Aside from the National Math Festival, MoMath has planned two engaging programs that will explore the intersection between math and art.
Art and Math in the Works of M.C. Escher: A Tour through the National Gallery of Art’s M.C. Escher Collection
On Friday, April 17, math and art enthusiasts can explore the masterpieces of M.C. Escher on an exclusive private tour of one of the world's largest and most complete collections of his works. Housed in a restricted area of the National Gallery of Art, this collection includes woodblock, wood engraving and lithography, in both monochrome and color. Guests will have the extraordinary opportunity to view and closely study the original works of M.C. Escher, focusing on his analytic elements of design, his intuitive geometric sense and his brilliant printmaking techniques.
The tours will be led by David Masunaga, who for more than 35 years, has been balancing the full-time demands of the middle and high school mathematics classroom with research and leadership in mathematics and education, including a focus on the relationship between these areas and the visual and performing arts. His connection with Escher stems from studies with his graduate mentor Dr. Arthur Loeb, the first person to bring M.C. Escher to the United States, and his friendship with George Escher, M.C. Escher’s eldest son. In addition, for many years he has worked closely with the NGA curators, who will provide access to several of the rarest, one-of-a-kind pieces in this vast collection. Tours will be held at 10 a.m. and 2 p.m. For more information and to register, visit escher.momath.org.

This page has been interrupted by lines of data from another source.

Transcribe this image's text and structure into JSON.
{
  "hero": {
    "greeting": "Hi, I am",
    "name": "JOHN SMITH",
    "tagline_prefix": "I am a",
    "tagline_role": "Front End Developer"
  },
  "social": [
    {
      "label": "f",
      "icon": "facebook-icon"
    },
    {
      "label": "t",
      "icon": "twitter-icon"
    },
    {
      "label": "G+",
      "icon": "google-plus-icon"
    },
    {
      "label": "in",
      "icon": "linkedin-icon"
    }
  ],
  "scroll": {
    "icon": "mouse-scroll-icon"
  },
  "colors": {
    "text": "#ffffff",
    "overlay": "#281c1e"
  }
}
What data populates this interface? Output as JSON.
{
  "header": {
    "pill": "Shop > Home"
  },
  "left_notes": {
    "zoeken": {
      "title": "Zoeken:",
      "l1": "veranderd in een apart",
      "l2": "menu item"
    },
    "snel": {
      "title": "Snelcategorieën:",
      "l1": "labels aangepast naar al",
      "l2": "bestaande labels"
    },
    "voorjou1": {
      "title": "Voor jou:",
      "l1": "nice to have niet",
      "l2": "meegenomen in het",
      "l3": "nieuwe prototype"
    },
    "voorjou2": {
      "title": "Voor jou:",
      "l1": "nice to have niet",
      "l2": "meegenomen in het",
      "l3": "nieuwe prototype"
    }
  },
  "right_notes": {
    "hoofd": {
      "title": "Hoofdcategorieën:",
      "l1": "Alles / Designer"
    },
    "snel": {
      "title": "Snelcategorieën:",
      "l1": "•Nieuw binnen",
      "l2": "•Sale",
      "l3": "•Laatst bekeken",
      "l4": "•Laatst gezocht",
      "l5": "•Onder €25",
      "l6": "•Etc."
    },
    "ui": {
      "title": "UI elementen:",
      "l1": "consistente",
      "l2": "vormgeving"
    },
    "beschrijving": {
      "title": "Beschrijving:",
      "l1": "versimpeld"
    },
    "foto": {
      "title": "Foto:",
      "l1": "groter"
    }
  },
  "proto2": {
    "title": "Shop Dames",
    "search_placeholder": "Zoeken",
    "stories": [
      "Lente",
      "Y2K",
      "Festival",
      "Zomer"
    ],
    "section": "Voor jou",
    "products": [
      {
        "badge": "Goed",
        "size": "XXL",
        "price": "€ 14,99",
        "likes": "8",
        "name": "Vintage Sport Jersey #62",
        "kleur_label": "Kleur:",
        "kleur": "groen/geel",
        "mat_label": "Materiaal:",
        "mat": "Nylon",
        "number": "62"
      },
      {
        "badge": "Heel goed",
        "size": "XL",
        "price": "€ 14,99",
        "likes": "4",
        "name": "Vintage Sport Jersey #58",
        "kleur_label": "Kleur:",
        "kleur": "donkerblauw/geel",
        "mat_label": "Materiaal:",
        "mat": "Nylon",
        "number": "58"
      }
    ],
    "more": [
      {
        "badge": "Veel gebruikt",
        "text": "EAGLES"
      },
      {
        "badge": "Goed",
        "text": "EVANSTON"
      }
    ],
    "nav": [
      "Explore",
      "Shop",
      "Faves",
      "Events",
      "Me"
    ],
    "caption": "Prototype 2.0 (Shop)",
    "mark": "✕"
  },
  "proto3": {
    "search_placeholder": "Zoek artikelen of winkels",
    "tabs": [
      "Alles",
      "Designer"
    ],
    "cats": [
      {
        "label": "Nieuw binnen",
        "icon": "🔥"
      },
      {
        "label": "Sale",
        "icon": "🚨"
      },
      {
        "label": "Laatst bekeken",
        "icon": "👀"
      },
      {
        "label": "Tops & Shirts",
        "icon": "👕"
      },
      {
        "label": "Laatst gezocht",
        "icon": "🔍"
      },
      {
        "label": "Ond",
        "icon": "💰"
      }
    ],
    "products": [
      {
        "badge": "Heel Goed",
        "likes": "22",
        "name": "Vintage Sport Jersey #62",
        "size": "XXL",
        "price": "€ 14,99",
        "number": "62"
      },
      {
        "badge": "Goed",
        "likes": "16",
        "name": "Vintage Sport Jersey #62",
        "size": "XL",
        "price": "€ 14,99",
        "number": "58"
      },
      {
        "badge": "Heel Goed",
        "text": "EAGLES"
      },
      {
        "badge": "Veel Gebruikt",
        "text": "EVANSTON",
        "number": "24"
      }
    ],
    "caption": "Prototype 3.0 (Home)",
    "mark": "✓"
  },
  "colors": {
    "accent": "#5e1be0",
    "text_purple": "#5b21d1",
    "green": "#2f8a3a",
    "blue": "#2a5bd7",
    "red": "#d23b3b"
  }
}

Human Equations: A Journey from Mathematics to Shakespeare
On Sunday, April 19, math meets art in this first time, three-part display of Man Ray's surrealistic-inflected Shakespearean Equations series, side by side with the original geometric models that inspired the paintings, plus the inventive photographs of these mathematical forms made by Man Ray in Paris in the 1930s. MoMath has arranged a private tour of the exhibition, where guests can learn firsthand how art and math intersect in this 100-piece display, including a custom version of MoMath's own Formula Morph exhibit, designed especially for this unique show. Before the tour, guests are invited for a brunch with Glen Whitney, president and co-founder of MoMath, to hear the mathematical backstory of the Phillips Collection's latest exhibit. For more information and to register, visit manray.momath.org.
“In New York, through interactive exhibits and innovative programming, MoMath offers visitors the opportunity to discover the many surprising aspects of mathematics that rarely make it into the classroom setting,” Whitney said. “We are looking forward to bringing our exhibits and programs to Washington and showing people how fun, engaging, exciting and cool mathematics can be.”
For a more information on MoMath’s math extravaganza in Washington, visit http://momath.org/home/washington/.
About the National Museum of Mathematics
The National Museum of Mathematics (MoMath) strives to enhance public understanding and perception of mathematics in daily life. The only math museum in North America, MoMath fulfills an incredible demand for hands-on math programming, creating a space where those who are math-challenged-as well as math enthusiasts of all backgrounds and levels of understanding- can revel in their own personal realm of the infinite world of mathematics through more than 30 state-of-the-art interactive exhibits. MoMath has also been awarded the bronze 2013 MUSE Award for Education and Outreach by the American Alliance of Museums. MoMath is located at 11 E. 26th on the north side of popular Madison Square Park in Manhattan. The Museum is open seven days a week from 10 a.m.-5 p.m. For more information, visit momath.org.